Chased through the exhaust: Right technology, wrong purpose
A mega power plant in Patagonia produces green hydrogen and then synthetic gasoline from it. But that sets the wrong course.
The pilot project “ Haru Oni ” is progressing rapidly in the vast expanses of the Patagonian steppe in Chile. Less than a year after construction began, the synthetic gasoline (e-fuel) plant is almost complete . Green hydrogen is first produced from wind energy and water. This is then used to produce synthetic petrol using CO2 from the air. A consortium including Siemens Energy, Exxon and Porsche is in charge. The German luxury car manufacturer wants to buy the e-fuel.
The pilot plant will soon produce 130,000 liters of petrol per year, which is just 3-4 large tankers. But as early as 2026, the plant is to be expanded to a capacity of 500 million liters. For this purpose, 400 wind turbines with a capacity of two gigawatts are to rotate in the steppes of Patagonia.
Green hydrogen is a rare resource

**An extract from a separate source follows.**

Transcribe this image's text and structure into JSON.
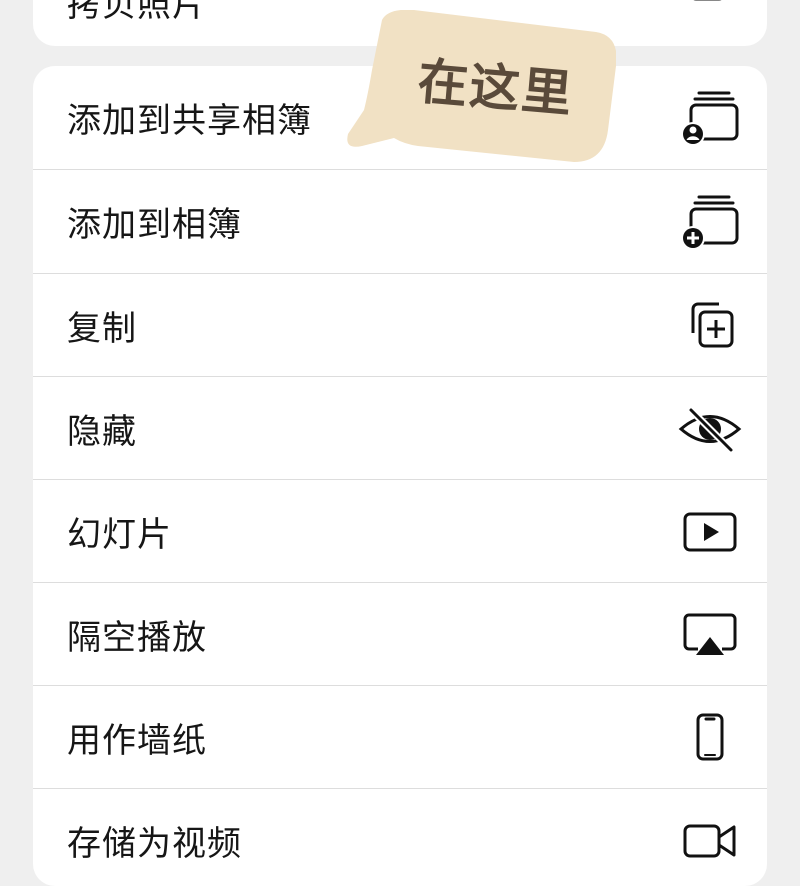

An impressive example of German engineering. And at the same time a strikingly obvious proof of the fears of many experts that a central technology of a fossil-free future is being used for the wrong purposes and in senseless competition with the elementary needs of German and European key industries. Because green hydrogen is a rare resource: it is scarce, the “champagne of the energy transition”. So far, only a few per mille of all the hydrogen produced worldwide has been produced from green electricity, the rest is made from fossil fuels.
Even if green hydrogen production should grow as rapidly as some have predicted over the next few years, this substance will still be needed for a few decades to make those sectors of the economy CO2-free for which there are few alternatives: steel production, aerospace and long-distance sea transportation, some areas of chemical industry, just to name a few. Because it is hard to imagine that we could get by without steel or shipping anywhere in the world.

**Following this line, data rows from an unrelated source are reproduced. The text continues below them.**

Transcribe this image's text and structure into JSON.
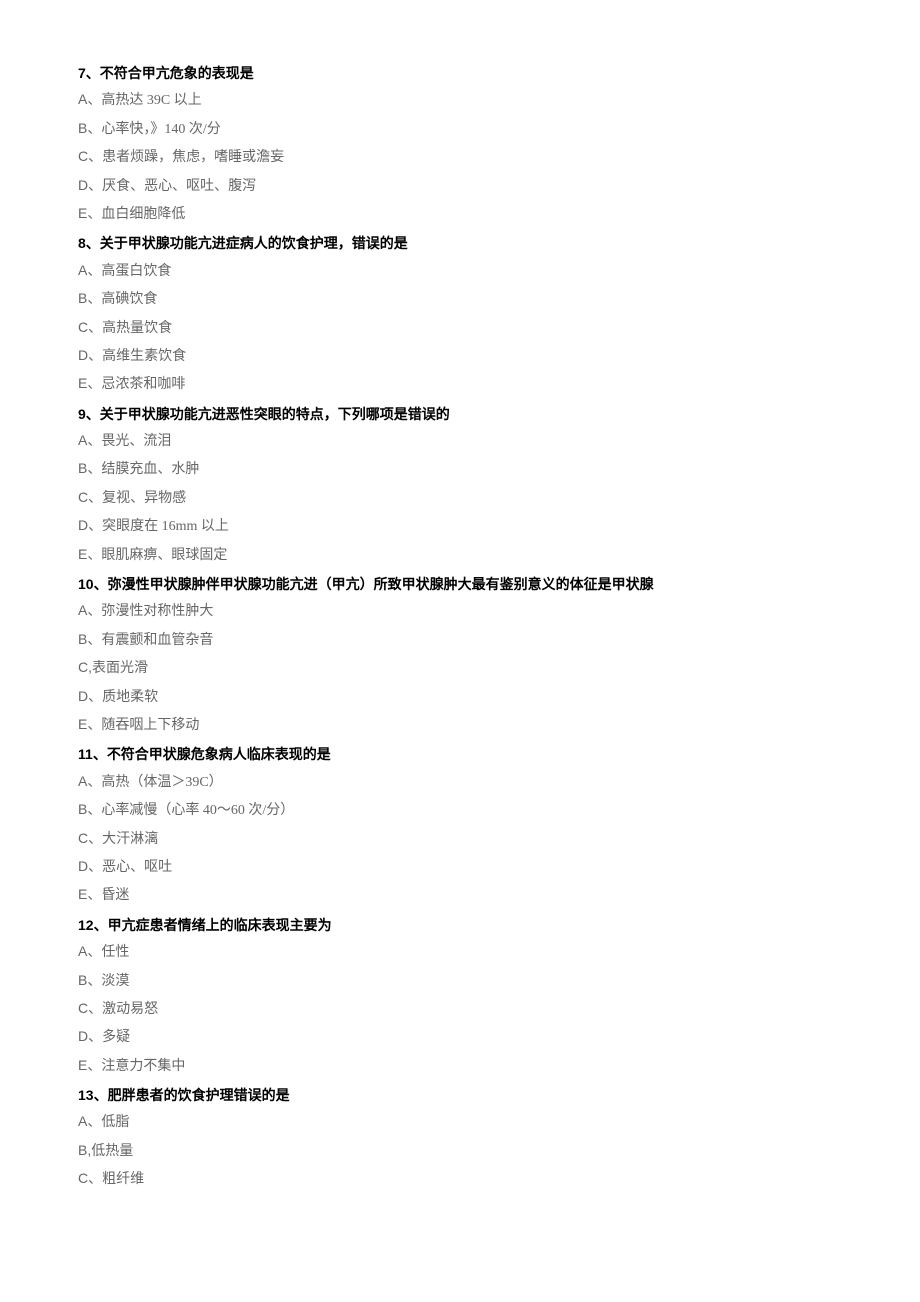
{
  "questions": [
    {
      "number": "7",
      "text": "不符合甲亢危象的表现是",
      "options": [
        {
          "label": "A、",
          "text": "高热达 39C 以上"
        },
        {
          "label": "B、",
          "text": "心率快，》140 次/分"
        },
        {
          "label": "C、",
          "text": "患者烦躁，焦虑，嗜睡或澹妄"
        },
        {
          "label": "D、",
          "text": "厌食、恶心、呕吐、腹泻"
        },
        {
          "label": "E、",
          "text": "血白细胞降低"
        }
      ]
    },
    {
      "number": "8",
      "text": "关于甲状腺功能亢进症病人的饮食护理，错误的是",
      "options": [
        {
          "label": "A、",
          "text": "高蛋白饮食"
        },
        {
          "label": "B、",
          "text": "高碘饮食"
        },
        {
          "label": "C、",
          "text": "高热量饮食"
        },
        {
          "label": "D、",
          "text": "高维生素饮食"
        },
        {
          "label": "E、",
          "text": "忌浓茶和咖啡"
        }
      ]
    },
    {
      "number": "9",
      "text": "关于甲状腺功能亢进恶性突眼的特点，下列哪项是错误的",
      "options": [
        {
          "label": "A、",
          "text": "畏光、流泪"
        },
        {
          "label": "B、",
          "text": "结膜充血、水肿"
        },
        {
          "label": "C、",
          "text": "复视、异物感"
        },
        {
          "label": "D、",
          "text": "突眼度在 16mm 以上"
        },
        {
          "label": "E、",
          "text": "眼肌麻痹、眼球固定"
        }
      ]
    },
    {
      "number": "10",
      "text": "弥漫性甲状腺肿伴甲状腺功能亢进（甲亢）所致甲状腺肿大最有鉴别意义的体征是甲状腺",
      "options": [
        {
          "label": "A、",
          "text": "弥漫性对称性肿大"
        },
        {
          "label": "B、",
          "text": "有震颤和血管杂音"
        },
        {
          "label": "C,",
          "text": "表面光滑"
        },
        {
          "label": "D、",
          "text": "质地柔软"
        },
        {
          "label": "E、",
          "text": "随吞咽上下移动"
        }
      ]
    },
    {
      "number": "11",
      "text": "不符合甲状腺危象病人临床表现的是",
      "options": [
        {
          "label": "A、",
          "text": "高热（体温＞39C）"
        },
        {
          "label": "B、",
          "text": "心率减慢（心率 40～60 次/分）"
        },
        {
          "label": "C、",
          "text": "大汗淋漓"
        },
        {
          "label": "D、",
          "text": "恶心、呕吐"
        },
        {
          "label": "E、",
          "text": "昏迷"
        }
      ]
    },
    {
      "number": "12",
      "text": "甲亢症患者情绪上的临床表现主要为",
      "options": [
        {
          "label": "A、",
          "text": "任性"
        },
        {
          "label": "B、",
          "text": "淡漠"
        },
        {
          "label": "C、",
          "text": "激动易怒"
        },
        {
          "label": "D、",
          "text": "多疑"
        },
        {
          "label": "E、",
          "text": "注意力不集中"
        }
      ]
    },
    {
      "number": "13",
      "text": "肥胖患者的饮食护理错误的是",
      "options": [
        {
          "label": "A、",
          "text": "低脂"
        },
        {
          "label": "B,",
          "text": "低热量"
        },
        {
          "label": "C、",
          "text": "粗纤维"
        }
      ]
    }
  ]
}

Individual car traffic and especially speeding on German autobahns are not among these applications. On the one hand, almost all countries show that you can make good and, above all, safer progress with a maximum speed of 120 km/h. On the other hand, there are much more efficient alternatives for car traffic, not to mention the train. With one kilowatt hour of green electricity, a modern car with lithium batteries gets about five times as far as a combustion engine with e-fuels. In other words: in order to make a certain volume of traffic CO2-free, you need five times as many wind turbines, solar panels and their raw materials for combustion engines with e-fuels as for electric cars with conventional batteries.

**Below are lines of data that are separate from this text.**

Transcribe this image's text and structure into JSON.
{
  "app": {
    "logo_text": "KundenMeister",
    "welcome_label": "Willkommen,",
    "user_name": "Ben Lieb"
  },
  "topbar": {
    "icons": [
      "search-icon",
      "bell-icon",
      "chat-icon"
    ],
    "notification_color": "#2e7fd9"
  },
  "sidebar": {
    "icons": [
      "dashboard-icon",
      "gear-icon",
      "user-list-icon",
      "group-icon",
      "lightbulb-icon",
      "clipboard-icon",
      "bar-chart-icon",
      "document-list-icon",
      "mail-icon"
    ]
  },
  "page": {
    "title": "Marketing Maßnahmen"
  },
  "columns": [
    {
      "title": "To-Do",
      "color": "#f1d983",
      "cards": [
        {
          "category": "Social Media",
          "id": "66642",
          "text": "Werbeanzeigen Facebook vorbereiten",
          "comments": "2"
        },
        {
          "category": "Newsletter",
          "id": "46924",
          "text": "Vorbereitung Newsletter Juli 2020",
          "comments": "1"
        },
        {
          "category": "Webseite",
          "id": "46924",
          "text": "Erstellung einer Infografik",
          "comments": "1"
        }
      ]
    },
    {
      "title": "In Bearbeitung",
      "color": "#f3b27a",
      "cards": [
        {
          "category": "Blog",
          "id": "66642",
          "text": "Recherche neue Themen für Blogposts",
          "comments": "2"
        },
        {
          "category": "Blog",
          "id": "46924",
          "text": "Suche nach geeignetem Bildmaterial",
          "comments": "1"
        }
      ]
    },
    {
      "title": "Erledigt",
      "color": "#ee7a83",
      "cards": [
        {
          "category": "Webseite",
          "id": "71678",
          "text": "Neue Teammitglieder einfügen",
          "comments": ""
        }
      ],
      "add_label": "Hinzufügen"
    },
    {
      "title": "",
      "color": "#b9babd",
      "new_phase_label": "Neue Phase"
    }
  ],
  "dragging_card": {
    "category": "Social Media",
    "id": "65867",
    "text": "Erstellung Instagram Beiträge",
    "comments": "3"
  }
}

E-fuels have poor energy efficiency
The outgoing VW boss Herbert Diess understood this: “But the efficiency of e-fuels is extremely bad,” he says in an interview with the Süddeutsche Zeitung . “You can imagine that for a few vehicles.”
In a world of unlimited clean energy, we might not care: if people are willing to pay for it, then – apart from the risk of accidents – it would be their innocent private pleasure to race down the Autobahn in a Porsche and enjoy the sound of the combustion engine .
But we don’t live in this world yet. Wind and sun are not in short supply, but the wind turbines and PV panels, the raw materials needed to build them, the factories, the workers are. The industry is producing at the limit and yet cannot keep up with the deliveries. Green electricity will remain scarce for a long time, just as tight as the CO2 budget that we still have.
So it’s going to be tight. If we want to have a chance of limiting global overheating to 1.5°C or just well below 2°C, then we have to use the scarce green electricity and the green hydrogen produced from it as efficiently as possible. And we have to focus it on what is actually essential. Racing in a Porsche on the Autobahn is not one of them, nor are space tourism , supersonic flights , flying taxis, and private jets . In times of the climate crisis, this could and should in fact be “waived” – caution: trigger warning.
Need to discuss energy consumption priorities
In order to cope with the planetary bottlenecks of the coming years and decades, we need a discussion not only about means and technologies, but also about purposes and priorities: which resource consumption is essential and which can be dispensed with. The question of sensible priorities arises immediately in Europe in view of the gas shortage in the coming winter and the population’s readiness to make sacrifices – and it will arise worldwide over the coming decades in view of the climate crisis and the scarcity of renewable energies in relation to global energy consumption.
In view of the tough political battle over the end of the combustion engine and the speed limit, the suspicion in the Haru Oni case is obvious: For Porsche, the purpose of the plant in Patagonia is not just to produce a few liters of e-fuels. It’s also a great lobbying tool. The project is intended to convince politicians to give the inefficient combustion engine a future instead of sending it to the museum. And save the untimely frenzy on German autobahns even in the age of the climate crisis.
This perspective is about more than just a hobby to keep running a few vintage cars. It is then a question of setting the course in mobility policy . The newly appointed Diess successor and Porsche boss Blume has already spoken out in favor of e-fuels. It would not come as a surprise if he handed over the first canister of e-fuel from Patagonia to his advocate and self-confessed Porsche driver Christian Lindner. The close connection seems to be there. But a MeFirst liberalism painted green may at best serve to calm one’s conscience – other tools are needed to deal with the planetary crises.